This is only half the truth, because public authority must not only refrain from cutting God out of public life, it must also not hesitate to exclude from public life the voices of those who oppose God and his eternal law and thereby insidiously work for the ruin of the state, the death of innocents, and the destruction of all that is good and holy, as our American experience confirms.

Many modern churchmen seem to have lost sight of the obvious: that it does no good to insist that the voice of God be just one of many voices in the public square, for to insist on this is implicitly to deny His supreme authority. This is what the modern prelate fails to recognize as he, along with the rest of the Western world, falls prey to the dogma of pluralism.

After forty years of confusion and drift in the Church, accompanied by a near-total collapse of public morality throughout the West, it is long past time for the hierarchy of the Catholic Church to rediscover and advance with all vigor the doctrine of the Social Kingship of Jesus Christ. For as Pius XI warned the Church in Quas Primas:

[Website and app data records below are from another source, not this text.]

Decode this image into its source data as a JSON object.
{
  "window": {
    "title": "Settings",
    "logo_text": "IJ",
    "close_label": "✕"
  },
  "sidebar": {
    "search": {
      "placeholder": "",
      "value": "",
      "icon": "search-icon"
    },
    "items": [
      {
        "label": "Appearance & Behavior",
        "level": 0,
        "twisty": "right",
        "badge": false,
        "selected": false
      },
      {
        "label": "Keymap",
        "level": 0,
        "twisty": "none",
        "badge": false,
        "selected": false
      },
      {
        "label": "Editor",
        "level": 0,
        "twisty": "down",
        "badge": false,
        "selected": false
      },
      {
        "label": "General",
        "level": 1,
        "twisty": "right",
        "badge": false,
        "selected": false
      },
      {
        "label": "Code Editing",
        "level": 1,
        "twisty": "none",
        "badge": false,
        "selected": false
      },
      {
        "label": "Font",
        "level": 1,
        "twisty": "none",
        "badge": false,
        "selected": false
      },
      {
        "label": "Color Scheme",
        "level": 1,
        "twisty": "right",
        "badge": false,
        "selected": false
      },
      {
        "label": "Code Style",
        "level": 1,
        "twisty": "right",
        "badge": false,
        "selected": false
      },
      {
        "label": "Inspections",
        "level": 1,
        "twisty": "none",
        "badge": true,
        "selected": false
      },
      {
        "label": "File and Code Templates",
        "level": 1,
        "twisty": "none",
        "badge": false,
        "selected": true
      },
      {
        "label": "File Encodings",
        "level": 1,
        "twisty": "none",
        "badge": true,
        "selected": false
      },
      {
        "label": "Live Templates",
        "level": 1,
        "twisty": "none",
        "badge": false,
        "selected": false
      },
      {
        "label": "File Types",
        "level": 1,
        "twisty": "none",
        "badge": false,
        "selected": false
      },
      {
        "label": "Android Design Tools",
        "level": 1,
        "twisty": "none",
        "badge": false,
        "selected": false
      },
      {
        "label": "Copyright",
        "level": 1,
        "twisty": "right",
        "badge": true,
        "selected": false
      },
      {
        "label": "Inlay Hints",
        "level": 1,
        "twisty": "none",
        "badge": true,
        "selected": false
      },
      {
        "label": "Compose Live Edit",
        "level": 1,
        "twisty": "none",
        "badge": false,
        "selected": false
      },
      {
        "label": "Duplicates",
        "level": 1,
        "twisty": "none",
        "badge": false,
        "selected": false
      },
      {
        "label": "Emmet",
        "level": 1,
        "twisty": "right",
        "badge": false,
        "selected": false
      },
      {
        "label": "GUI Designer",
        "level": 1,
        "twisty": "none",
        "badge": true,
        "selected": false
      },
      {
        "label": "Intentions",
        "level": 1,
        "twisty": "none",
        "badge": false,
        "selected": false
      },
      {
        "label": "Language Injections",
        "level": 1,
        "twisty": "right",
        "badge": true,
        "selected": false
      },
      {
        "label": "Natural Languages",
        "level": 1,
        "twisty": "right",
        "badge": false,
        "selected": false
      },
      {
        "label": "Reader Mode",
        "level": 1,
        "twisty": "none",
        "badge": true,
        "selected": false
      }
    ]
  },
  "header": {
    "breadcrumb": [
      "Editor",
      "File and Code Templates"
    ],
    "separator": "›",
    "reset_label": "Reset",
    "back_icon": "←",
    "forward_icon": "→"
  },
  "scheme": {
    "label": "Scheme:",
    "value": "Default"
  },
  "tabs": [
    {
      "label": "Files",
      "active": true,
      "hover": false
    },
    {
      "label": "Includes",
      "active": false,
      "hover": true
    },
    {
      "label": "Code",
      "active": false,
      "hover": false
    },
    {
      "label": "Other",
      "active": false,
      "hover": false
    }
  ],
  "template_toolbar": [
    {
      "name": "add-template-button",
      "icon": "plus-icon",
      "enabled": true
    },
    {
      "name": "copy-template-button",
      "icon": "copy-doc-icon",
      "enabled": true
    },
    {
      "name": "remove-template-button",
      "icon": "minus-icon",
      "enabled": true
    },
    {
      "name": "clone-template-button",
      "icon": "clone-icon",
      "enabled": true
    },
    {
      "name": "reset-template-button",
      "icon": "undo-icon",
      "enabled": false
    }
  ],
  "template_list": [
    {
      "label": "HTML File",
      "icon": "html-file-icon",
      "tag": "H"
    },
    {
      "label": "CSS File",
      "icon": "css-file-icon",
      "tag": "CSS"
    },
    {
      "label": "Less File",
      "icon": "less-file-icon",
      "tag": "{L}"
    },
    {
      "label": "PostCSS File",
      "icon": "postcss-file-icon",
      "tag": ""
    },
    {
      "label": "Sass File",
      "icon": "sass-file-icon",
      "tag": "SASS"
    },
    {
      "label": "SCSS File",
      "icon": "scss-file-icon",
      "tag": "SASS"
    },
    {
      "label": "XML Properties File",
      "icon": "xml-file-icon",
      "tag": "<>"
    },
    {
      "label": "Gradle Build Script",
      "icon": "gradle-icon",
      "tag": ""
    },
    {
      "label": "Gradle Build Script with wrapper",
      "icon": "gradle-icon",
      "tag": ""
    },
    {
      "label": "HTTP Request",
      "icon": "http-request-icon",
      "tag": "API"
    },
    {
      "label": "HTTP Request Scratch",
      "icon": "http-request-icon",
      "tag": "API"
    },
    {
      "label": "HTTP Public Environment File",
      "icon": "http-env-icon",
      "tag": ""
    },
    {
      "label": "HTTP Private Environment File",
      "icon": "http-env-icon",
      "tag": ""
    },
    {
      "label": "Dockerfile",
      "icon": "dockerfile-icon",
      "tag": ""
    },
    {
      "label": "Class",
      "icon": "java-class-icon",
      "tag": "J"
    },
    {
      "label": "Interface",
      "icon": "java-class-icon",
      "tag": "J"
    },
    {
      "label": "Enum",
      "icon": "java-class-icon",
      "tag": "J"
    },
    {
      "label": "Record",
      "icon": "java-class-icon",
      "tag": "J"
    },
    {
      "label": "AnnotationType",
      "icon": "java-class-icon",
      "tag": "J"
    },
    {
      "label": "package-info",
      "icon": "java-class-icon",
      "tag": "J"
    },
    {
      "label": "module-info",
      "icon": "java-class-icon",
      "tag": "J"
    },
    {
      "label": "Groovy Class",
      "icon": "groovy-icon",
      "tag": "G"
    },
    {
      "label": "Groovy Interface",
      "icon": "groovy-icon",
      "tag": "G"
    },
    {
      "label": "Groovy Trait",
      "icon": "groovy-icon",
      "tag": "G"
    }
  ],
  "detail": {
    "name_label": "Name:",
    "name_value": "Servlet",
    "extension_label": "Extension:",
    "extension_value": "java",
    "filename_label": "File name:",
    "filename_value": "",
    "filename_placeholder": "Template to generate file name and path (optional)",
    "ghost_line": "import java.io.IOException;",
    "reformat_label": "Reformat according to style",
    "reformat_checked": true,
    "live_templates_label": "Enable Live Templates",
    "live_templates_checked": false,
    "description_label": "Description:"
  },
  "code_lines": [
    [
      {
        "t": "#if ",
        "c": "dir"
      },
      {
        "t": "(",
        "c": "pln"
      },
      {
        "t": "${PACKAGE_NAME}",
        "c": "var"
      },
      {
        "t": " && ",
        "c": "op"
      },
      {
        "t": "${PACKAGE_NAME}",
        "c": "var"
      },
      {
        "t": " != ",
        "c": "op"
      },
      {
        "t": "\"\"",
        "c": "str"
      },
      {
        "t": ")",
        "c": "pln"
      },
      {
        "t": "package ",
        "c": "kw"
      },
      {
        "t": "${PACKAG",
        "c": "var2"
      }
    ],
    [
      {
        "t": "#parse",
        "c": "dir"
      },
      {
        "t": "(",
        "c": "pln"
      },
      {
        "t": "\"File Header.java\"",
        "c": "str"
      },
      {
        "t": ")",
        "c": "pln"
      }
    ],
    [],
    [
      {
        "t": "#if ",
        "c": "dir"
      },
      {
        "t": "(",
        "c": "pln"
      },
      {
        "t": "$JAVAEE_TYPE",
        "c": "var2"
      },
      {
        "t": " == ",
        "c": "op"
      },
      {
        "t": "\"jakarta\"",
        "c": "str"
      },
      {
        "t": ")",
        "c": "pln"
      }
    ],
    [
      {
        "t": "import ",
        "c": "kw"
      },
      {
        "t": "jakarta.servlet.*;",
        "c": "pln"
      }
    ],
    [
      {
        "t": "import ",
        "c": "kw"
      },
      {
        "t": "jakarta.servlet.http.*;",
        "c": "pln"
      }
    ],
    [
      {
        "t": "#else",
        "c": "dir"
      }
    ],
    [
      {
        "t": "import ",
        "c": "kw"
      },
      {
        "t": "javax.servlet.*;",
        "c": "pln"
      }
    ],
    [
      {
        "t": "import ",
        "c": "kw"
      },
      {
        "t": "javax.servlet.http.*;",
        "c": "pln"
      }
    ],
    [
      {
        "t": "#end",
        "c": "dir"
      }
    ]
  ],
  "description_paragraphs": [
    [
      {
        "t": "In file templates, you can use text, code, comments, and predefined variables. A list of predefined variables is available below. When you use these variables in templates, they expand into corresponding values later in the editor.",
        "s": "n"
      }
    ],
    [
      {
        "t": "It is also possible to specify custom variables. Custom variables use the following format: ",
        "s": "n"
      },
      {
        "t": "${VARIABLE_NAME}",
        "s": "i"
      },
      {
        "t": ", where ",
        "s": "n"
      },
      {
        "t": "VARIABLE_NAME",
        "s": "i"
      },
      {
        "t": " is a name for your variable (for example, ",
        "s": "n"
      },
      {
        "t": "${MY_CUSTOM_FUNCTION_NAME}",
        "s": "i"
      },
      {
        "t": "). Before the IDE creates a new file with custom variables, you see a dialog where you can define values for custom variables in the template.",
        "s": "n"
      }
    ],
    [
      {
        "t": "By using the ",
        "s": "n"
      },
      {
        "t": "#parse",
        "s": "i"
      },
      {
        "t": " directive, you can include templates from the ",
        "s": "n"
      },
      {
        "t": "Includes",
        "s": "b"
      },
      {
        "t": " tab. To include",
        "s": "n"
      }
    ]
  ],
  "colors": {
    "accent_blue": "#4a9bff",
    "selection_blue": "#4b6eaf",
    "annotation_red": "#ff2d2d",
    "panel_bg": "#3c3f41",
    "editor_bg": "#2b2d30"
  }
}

The rebellion of individuals and states against the authority of Christ has produced deplorable consequences. We lamented these in the Encyclical Ubi arcano; we lament them today: the seeds of discord sown far and wide; those bitter enmities and rivalries between nations, which still hinder so much the cause of peace; that insatiable greed which is so often hidden under a pretense of public spirit and patriotism, and gives rise to so many private quarrels; a blind and immoderate selfishness, making men seek nothing but their own comfort and advantage, and measure everything by these; no peace in the home, because men have forgotten or neglect their duty; the unity and stability of the family undermined; society in a word, shaken to its foundations and on the way to ruin. We firmly hope, however, that the feast of the Kingship of Christ, which in future will be yearly observed, may hasten the return of society to our loving Savior.

It was indeed the Kingship of Christ that the Mother of God came to proclaim and secure at Fatima. The restoration of the Social Kingship is precisely what the Consecration of Russia entails. That Consecration will be obtained infallibly, because God has decreed it. Until then, however, the human elements of the Church remain enthralled by the dogma of pluralism  —  perhaps the Adversary’s greatest tactical success (however temporary) in his long war against Christ and His Church.

by Christopher A. Ferrara